As time goes on, you may need to add user accounts for various people such as content writers, web designers, web developers, marketing agencies, and the list goes on. It is imperative to provide these users the proper relative access that is appropriate for their purpose. It is even more important to remove their access, if they no longer serve an active purpose for the site.
When an account is no longer used on a website, becomes stale, the password does not get changed and hackers can continually try their hand at guessing the password. Moreover, if the username and password of the stale account has been used on other websites, the stale account becomes a ticking “time bomb” once any of the other websites encounter a database security breach. This scenario places your website at risk of someone gaining unauthorized access.
Finding the Stale User Accounts
How do you tell if an account has not been used in a long time? There are WordPress plugins that can help you see additional information about the user such as the Created Date, Password Updated, and Last Login on the Users admin screen. This type of information can easily help you identify if the password needs to be changed or if the user account is stale altogether.
How to Fix Stale Accounts
Once you have identified a stale account do the following:
- Change the user’s role to “Subscriber” only. This will reduce the level of access the user has and limit the damage a hacker could possibly do if they are able to gain unauthorized access.
- Change the password. If the account is stale, it is likely the password is as well. Change the password to a long random string. If the user needs access and does not have the new password, they can simply reset their password on from the login screen.
- Contact the user. Email the user and ask them if they need this account. The user’s email should be associated with the account.
- Delete the account. If you have determined that the account is no longer needed, then get rid of it.
Notice: Worst Case Scenario: If you find out that the account is needed after you have removed it, then you can just add a new account to give the user access again.
Mistake #12: XML-RPC enabled
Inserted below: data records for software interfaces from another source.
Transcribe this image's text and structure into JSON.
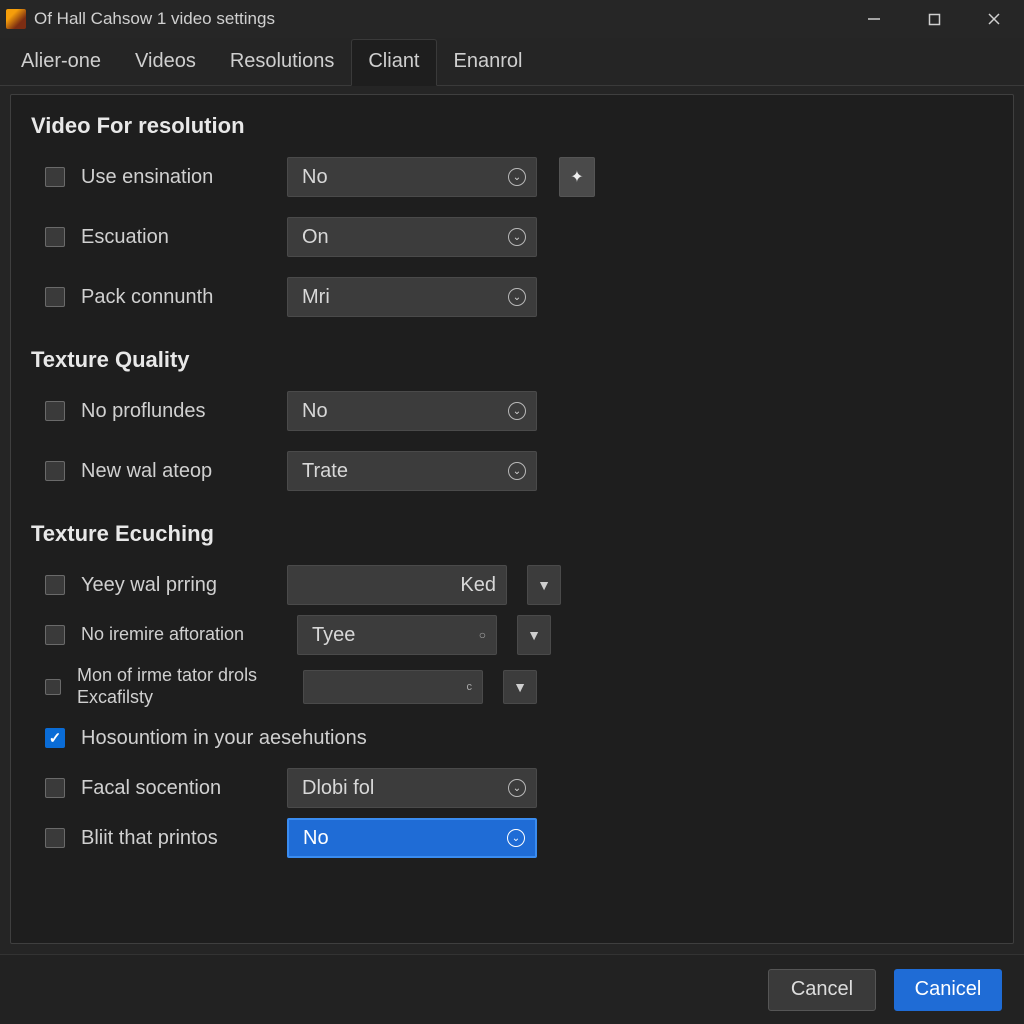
{
  "window": {
    "title": "Of Hall Cahsow 1 video settings"
  },
  "tabs": [
    {
      "label": "Alier-one",
      "active": false
    },
    {
      "label": "Videos",
      "active": false
    },
    {
      "label": "Resolutions",
      "active": false
    },
    {
      "label": "Cliant",
      "active": true
    },
    {
      "label": "Enanrol",
      "active": false
    }
  ],
  "section1": {
    "title": "Video For resolution",
    "opt1": {
      "label": "Use ensination",
      "value": "No"
    },
    "opt2": {
      "label": "Escuation",
      "value": "On"
    },
    "opt3": {
      "label": "Pack connunth",
      "value": "Mri"
    }
  },
  "section2": {
    "title": "Texture Quality",
    "opt1": {
      "label": "No proflundes",
      "value": "No"
    },
    "opt2": {
      "label": "New wal ateop",
      "value": "Trate"
    }
  },
  "section3": {
    "title": "Texture Ecuching",
    "opt1": {
      "label": "Yeey wal prring",
      "value": "Ked"
    },
    "opt2": {
      "label": "No iremire aftoration",
      "value": "Tyee"
    },
    "opt3": {
      "label": "Mon of irme tator drols Excafilsty",
      "value": ""
    },
    "opt4": {
      "label": "Hosountiom in your aesehutions"
    },
    "opt5": {
      "label": "Facal socention",
      "value": "Dlobi fol"
    },
    "opt6": {
      "label": "Bliit that printos",
      "value": "No"
    }
  },
  "footer": {
    "cancel": "Cancel",
    "ok": "Canicel"
  }
}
XML-RPC is some cool technology that allows you to remotely publish content on your site without visiting the website in your browser. Unfortunately, it comes with some serious security risks such as being susceptible to brute-force login attacks. This method of publishing was more commonly used before smartphones were as fast and smart as they are today. Today, this method has become more or less obsolete. Use a security plugin to disable this feature. It will not only help protect you from brute-force attacks, it will reduce a serious load on your hosting server.
Mistake #13: Assuming You Do Not Need A Security Plugin
As mentioned in the previous mistakes above, use a security plugin. You could grab some snippets of code from various websites to piecemeal your security solution into your custom or child theme. Unfortunately, WordPress is continually changing and that means if you are manually adding snippets of code into your theme, then you will be responsible to maintain that. The likelihood of you or another developer keeping up with the security standards and code compatibility is very low. If you use an actively support security plugin, then you can expect that the author will continue to release new versions that have been tested with the latest versions of WordPress.
Security plugins are not created equal as some are more robust than others. Nevertheless, a security plugin is better than no security plugin. Regardless of the brand name of WordPress security plugin; choose one and only one that meets the needs of your website. Multiple security plugins running at the same time will often overlap in functionality and bog down your website unnecessarily.
Warning: Multiple security plugins running at the same time will possibly break your website in not so obvious ways leaving your site dysfunctional and more vulnerable to an attack.